» **WORK REQUEST**: Check each line of the material for the string "background", and copy the lines that have it.

» **EXTRACTED MATERIAL**:
• • •

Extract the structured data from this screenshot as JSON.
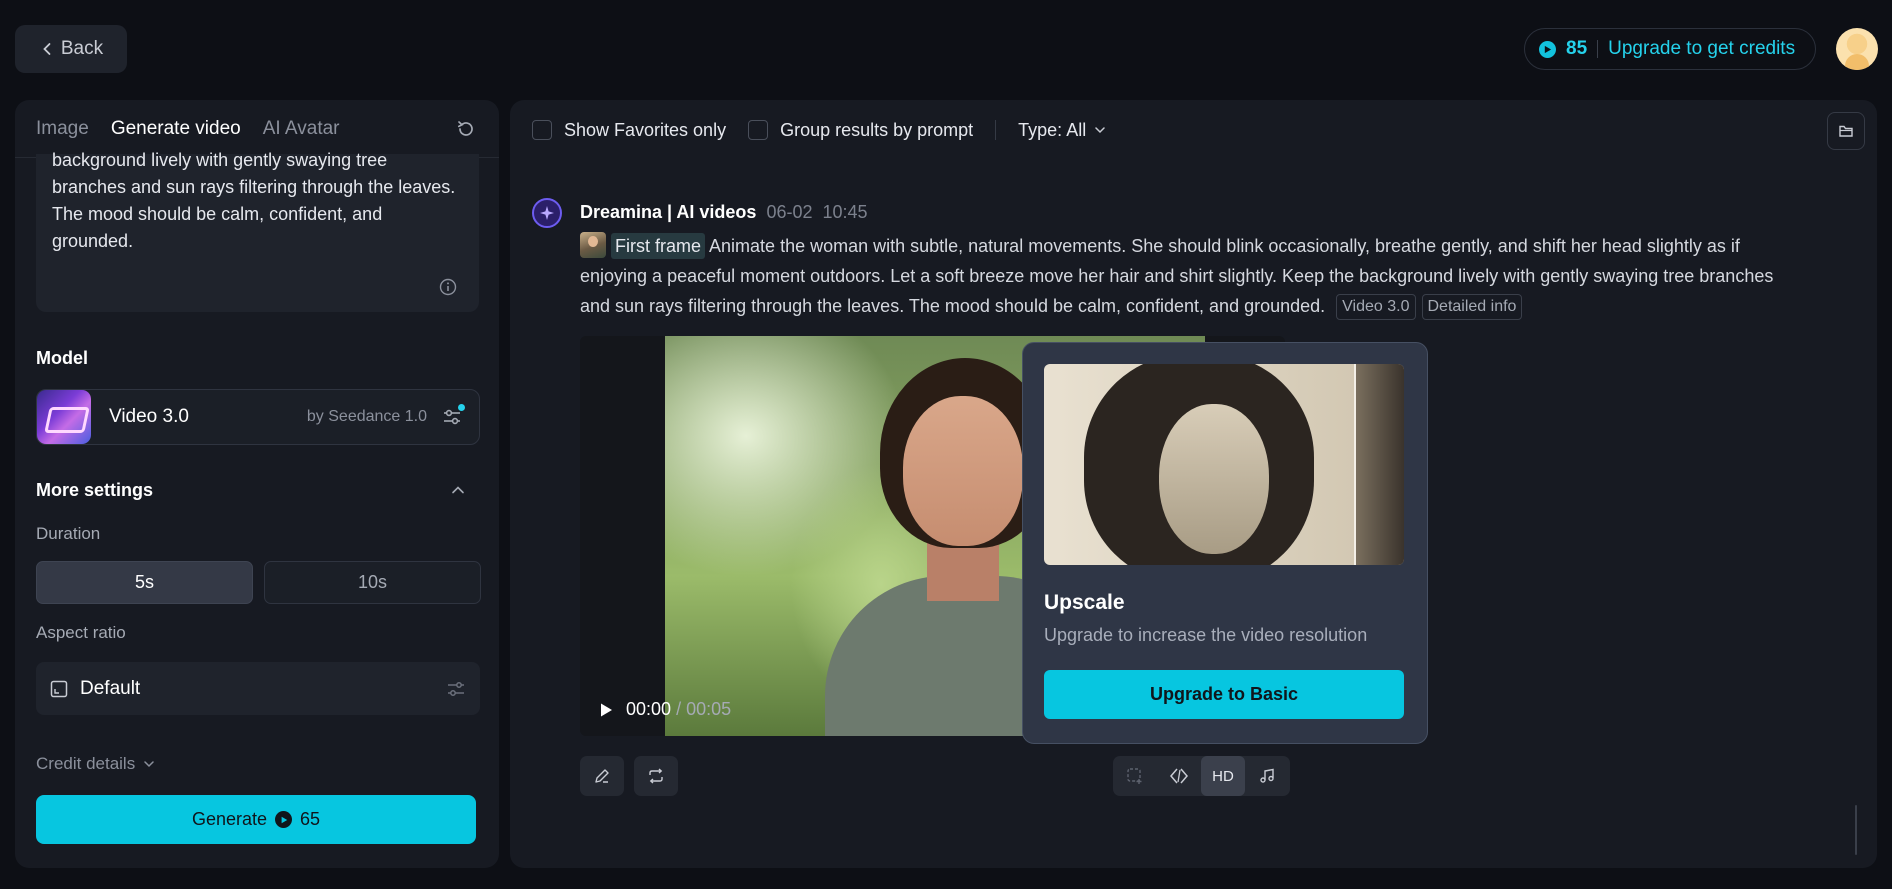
{
  "topbar": {
    "back_label": "Back",
    "credits": "85",
    "upgrade_label": "Upgrade to get credits"
  },
  "left": {
    "tabs": [
      {
        "label": "Image"
      },
      {
        "label": "Generate video"
      },
      {
        "label": "AI Avatar"
      }
    ],
    "prompt_text": "background lively with gently swaying tree branches and sun rays filtering through the leaves. The mood should be calm, confident, and grounded.",
    "model_section": "Model",
    "model_name": "Video 3.0",
    "model_by": "by Seedance 1.0",
    "more_settings": "More settings",
    "duration_label": "Duration",
    "duration_options": [
      "5s",
      "10s"
    ],
    "aspect_label": "Aspect ratio",
    "aspect_value": "Default",
    "credit_details": "Credit details",
    "generate_label": "Generate",
    "generate_cost": "65"
  },
  "right": {
    "filters": {
      "favorites": "Show Favorites only",
      "group": "Group results by prompt",
      "type": "Type: All"
    },
    "message": {
      "author": "Dreamina | AI videos",
      "date": "06-02",
      "time": "10:45",
      "chip": "First frame",
      "text": "Animate the woman with subtle, natural movements. She should blink occasionally, breathe gently, and shift her head slightly as if enjoying a peaceful moment outdoors. Let a soft breeze move her hair and shirt slightly. Keep the background lively with gently swaying tree branches and sun rays filtering through the leaves. The mood should be calm, confident, and grounded.",
      "tag_model": "Video 3.0",
      "tag_info": "Detailed info"
    },
    "video": {
      "current": "00:00",
      "total": "/ 00:05"
    },
    "upscale": {
      "title": "Upscale",
      "desc": "Upgrade to increase the video resolution",
      "button": "Upgrade to Basic"
    },
    "tools": {
      "hd_label": "HD"
    }
  },
  "colors": {
    "accent": "#07c6e0",
    "background": "#0d0f15",
    "panel": "#171a22"
  }
}
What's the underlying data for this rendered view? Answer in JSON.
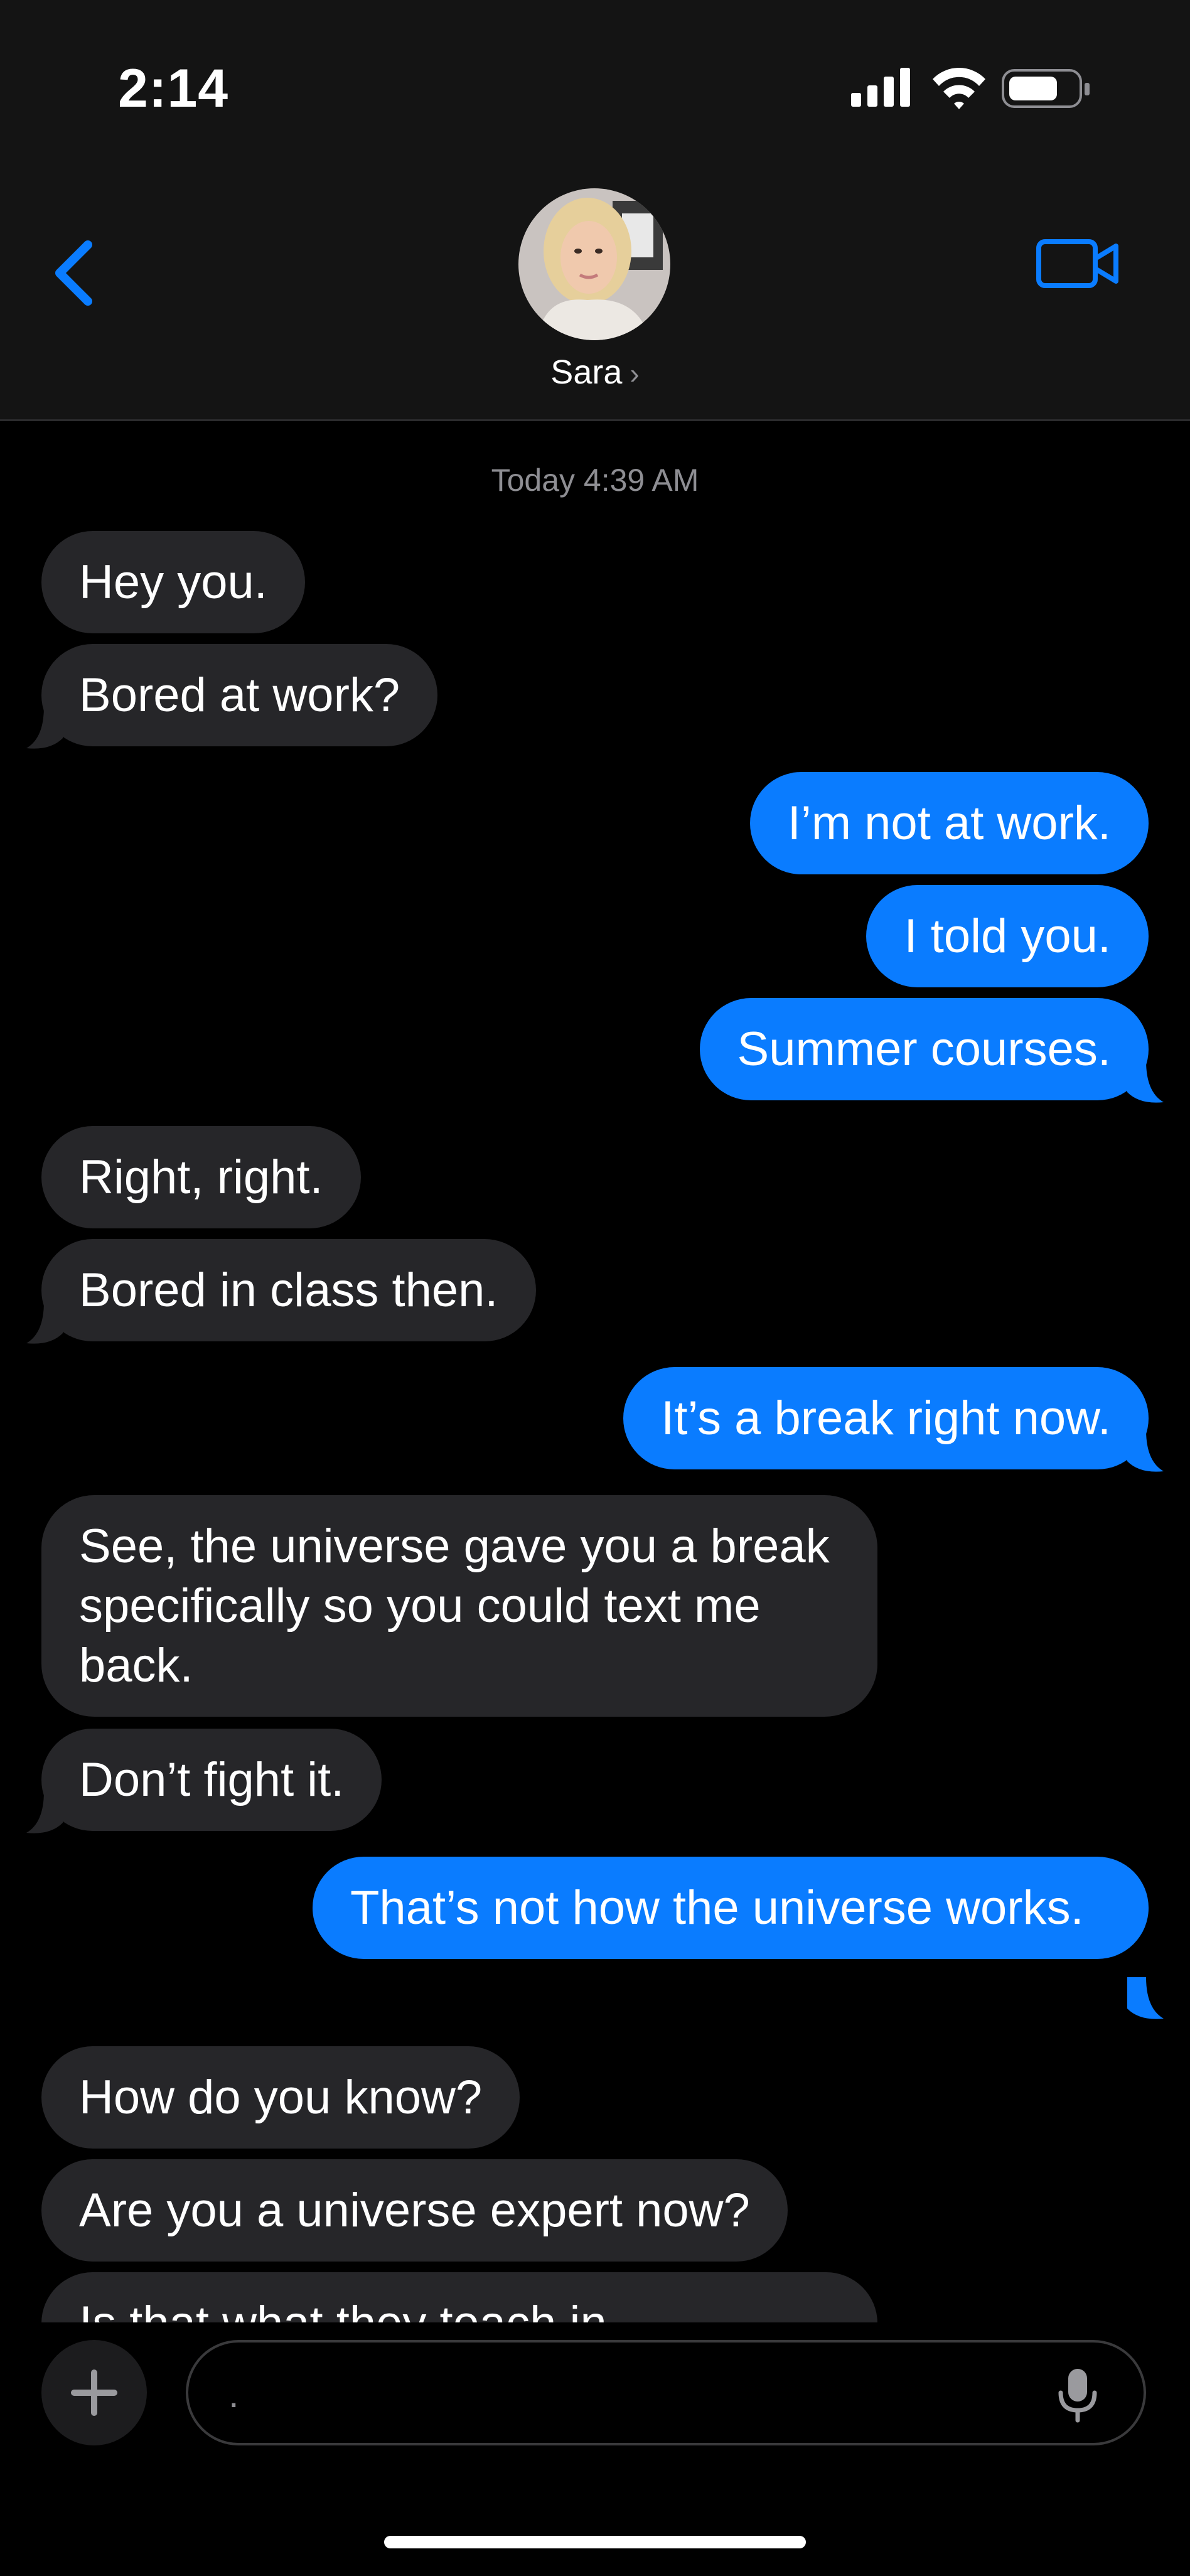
{
  "status": {
    "time": "2:14"
  },
  "header": {
    "contact_name": "Sara",
    "chevron": "›"
  },
  "thread": {
    "timestamp": "Today 4:39 AM",
    "messages": [
      {
        "side": "in",
        "text": "Hey you."
      },
      {
        "side": "in",
        "text": "Bored at work?"
      },
      {
        "side": "out",
        "text": "I’m not at work."
      },
      {
        "side": "out",
        "text": "I told you."
      },
      {
        "side": "out",
        "text": "Summer courses."
      },
      {
        "side": "in",
        "text": "Right, right."
      },
      {
        "side": "in",
        "text": "Bored in class then."
      },
      {
        "side": "out",
        "text": "It’s a break right now."
      },
      {
        "side": "in",
        "text": "See, the universe gave you a break specifically so you could text me back."
      },
      {
        "side": "in",
        "text": "Don’t fight it."
      },
      {
        "side": "out",
        "text": "That’s not how the universe works."
      },
      {
        "side": "in",
        "text": "How do you know?"
      },
      {
        "side": "in",
        "text": "Are you a universe expert now?"
      },
      {
        "side": "in",
        "text": "Is that what they teach in"
      }
    ]
  },
  "composer": {
    "placeholder": "."
  },
  "icons": {
    "back": "chevron-left-icon",
    "video": "video-camera-icon",
    "plus": "plus-icon",
    "mic": "microphone-icon",
    "signal": "cellular-signal-icon",
    "wifi": "wifi-icon",
    "battery": "battery-icon"
  },
  "colors": {
    "accent": "#0a7cff",
    "incoming_bubble": "#262629",
    "header_bg": "#141414",
    "background": "#000000",
    "secondary_text": "#8e8e93"
  }
}
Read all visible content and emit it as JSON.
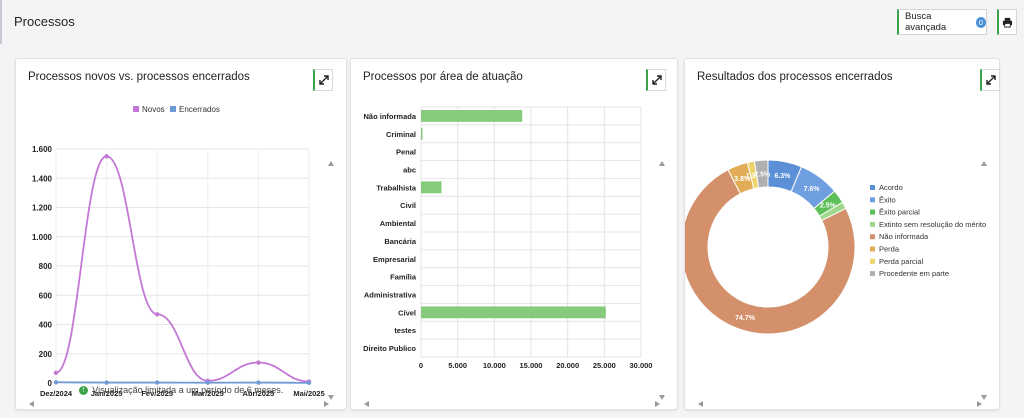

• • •

» **YOUR SOLUTION**:
    "prompt_text": "background lively with gently swaying tree branches and sun rays filtering through the leaves. The mood should be calm, confident, and grounded.",
      "text": "Animate the woman with subtle, natural movements. She should blink occasionally, breathe gently, and shift her head slightly as if enjoying a peaceful moment outdoors. Let a soft breeze move her hair and shirt slightly. Keep the background lively with gently swaying tree branches and sun rays filtering through the leaves. The mood should be calm, confident, and grounded.",
    "background": "#0d0f15",
    "background": "#000000",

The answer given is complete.